Individual universities also have specific targets to hit.
As a general rule, institutions which became universities in the 1990s have more students from the most deprived backgrounds than the ancient universities and the universities which date from the 1960s.
Glasgow University and Aberdeen University have also published two sets of entry requirements for each course.
A spokesman for Glasgow University said it had “a proud history of outreach programmes”, of which making contextualised offers to applicants from varied backgrounds was “an important part”.
He added: “Those contextualised offers have been made since the 1980s via our Summer School programme.
“Our widening access programmes currently cover the 120 secondary schools in the west of Scotland and areas of disadvantage across the country.
“Combining effective outreach with evidence-based contextualised admissions is the key to our success.

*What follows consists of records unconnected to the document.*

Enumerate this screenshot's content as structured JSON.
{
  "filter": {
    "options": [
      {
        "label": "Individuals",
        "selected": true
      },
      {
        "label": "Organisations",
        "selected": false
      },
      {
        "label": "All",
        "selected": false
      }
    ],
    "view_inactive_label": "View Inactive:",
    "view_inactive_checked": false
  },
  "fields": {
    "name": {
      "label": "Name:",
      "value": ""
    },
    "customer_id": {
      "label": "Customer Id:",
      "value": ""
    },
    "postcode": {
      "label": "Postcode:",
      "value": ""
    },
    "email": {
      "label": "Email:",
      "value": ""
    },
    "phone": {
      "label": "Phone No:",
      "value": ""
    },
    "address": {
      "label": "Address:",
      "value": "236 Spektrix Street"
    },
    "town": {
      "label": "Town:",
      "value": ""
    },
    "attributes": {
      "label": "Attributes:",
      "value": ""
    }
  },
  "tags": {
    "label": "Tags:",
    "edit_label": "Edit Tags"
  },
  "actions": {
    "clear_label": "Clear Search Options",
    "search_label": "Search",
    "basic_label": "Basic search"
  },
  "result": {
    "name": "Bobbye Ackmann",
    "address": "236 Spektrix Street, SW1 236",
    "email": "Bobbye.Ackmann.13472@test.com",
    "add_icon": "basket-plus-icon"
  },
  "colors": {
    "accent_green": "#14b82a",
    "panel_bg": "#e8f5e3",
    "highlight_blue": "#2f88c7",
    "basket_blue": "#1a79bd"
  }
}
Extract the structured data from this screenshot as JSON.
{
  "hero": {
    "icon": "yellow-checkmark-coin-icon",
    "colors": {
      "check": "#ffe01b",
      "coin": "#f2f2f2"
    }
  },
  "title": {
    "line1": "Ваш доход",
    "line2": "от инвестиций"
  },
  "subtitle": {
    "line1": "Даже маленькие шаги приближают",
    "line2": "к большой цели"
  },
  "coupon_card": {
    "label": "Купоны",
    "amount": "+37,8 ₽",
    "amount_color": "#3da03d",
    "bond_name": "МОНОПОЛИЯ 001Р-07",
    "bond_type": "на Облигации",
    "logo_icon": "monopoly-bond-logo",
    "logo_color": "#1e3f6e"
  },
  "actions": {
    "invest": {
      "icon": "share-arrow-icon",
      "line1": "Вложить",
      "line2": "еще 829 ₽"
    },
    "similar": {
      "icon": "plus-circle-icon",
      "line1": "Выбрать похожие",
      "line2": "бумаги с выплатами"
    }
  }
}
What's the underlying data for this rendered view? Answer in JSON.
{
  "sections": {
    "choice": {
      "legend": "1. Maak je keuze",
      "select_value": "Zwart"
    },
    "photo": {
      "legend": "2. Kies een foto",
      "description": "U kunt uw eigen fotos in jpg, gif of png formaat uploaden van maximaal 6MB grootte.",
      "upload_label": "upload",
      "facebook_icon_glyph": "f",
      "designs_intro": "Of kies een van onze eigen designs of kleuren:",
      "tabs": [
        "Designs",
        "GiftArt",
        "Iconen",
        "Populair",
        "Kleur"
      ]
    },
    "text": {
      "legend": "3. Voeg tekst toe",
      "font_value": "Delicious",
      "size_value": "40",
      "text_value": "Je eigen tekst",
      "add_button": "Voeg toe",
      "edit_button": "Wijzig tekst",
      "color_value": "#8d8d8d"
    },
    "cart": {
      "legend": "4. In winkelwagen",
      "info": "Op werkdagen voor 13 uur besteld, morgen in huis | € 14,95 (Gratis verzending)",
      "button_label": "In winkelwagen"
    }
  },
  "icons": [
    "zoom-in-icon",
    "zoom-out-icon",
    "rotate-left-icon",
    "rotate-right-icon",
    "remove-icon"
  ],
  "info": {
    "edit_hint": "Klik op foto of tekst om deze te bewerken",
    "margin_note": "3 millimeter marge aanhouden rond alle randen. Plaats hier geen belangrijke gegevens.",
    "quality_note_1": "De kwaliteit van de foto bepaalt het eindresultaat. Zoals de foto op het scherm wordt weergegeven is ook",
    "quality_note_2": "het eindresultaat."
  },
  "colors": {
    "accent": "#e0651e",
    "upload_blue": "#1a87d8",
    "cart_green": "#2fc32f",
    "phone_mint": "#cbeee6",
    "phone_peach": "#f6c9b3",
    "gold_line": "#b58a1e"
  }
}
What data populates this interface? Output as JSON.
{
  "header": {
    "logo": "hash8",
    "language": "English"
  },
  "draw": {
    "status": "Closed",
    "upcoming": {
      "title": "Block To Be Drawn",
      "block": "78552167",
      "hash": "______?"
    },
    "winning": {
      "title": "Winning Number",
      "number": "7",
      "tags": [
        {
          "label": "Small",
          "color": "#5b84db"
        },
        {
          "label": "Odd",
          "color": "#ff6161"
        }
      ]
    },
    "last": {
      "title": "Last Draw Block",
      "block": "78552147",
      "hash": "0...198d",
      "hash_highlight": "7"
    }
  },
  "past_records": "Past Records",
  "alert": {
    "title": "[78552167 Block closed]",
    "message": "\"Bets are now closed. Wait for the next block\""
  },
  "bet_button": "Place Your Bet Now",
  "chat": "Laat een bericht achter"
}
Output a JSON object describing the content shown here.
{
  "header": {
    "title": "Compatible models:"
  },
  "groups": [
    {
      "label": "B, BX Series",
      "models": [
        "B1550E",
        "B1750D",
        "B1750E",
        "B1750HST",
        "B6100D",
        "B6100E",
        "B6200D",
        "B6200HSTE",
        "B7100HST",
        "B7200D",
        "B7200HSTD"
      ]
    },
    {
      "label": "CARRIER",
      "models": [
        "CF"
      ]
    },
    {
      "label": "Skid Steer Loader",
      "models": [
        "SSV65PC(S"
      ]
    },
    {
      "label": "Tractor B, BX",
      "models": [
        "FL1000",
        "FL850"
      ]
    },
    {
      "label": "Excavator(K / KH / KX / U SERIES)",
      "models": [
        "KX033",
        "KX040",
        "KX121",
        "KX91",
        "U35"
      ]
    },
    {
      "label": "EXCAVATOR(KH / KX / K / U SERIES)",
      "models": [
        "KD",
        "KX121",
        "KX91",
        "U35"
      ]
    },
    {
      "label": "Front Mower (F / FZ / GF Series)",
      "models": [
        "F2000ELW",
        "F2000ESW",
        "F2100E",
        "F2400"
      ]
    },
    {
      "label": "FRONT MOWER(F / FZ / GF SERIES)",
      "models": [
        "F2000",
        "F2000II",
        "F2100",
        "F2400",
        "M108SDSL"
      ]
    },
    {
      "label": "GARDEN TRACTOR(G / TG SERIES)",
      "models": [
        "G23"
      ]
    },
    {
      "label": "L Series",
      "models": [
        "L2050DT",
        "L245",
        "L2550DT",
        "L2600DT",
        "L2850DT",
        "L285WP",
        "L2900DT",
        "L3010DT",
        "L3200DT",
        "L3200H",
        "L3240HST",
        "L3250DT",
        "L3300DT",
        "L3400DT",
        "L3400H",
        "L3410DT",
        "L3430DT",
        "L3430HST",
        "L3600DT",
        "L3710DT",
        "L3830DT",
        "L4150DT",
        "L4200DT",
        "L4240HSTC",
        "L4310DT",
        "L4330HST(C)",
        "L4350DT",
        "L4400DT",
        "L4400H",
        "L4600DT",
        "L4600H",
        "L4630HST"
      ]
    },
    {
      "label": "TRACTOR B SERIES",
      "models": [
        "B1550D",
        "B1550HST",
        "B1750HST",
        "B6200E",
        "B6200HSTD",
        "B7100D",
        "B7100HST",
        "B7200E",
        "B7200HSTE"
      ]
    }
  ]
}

“While we’re delighted with the progress we’ve made, we are constantly working to bring equity of opportunity to all widening access participants.”
Alastair Sim, Universities Scotland director, said universities are making the move because it is “the right thing to do”.
He said: “Universities have planned their move to set minimum entry requirements very carefully based on judgements about the course content and what it takes to graduate.
“This is not about ticking boxes for universities – it’s about giving people chances they have worked very hard to earn, often with the odds stacked against them, with the confidence to know they have as much potential to get as good a degree as their peers.
“Every student that gets a place at university through this new system will fully deserve their place, that’s a responsibility that universities have to all applicants and one they take very seriously.”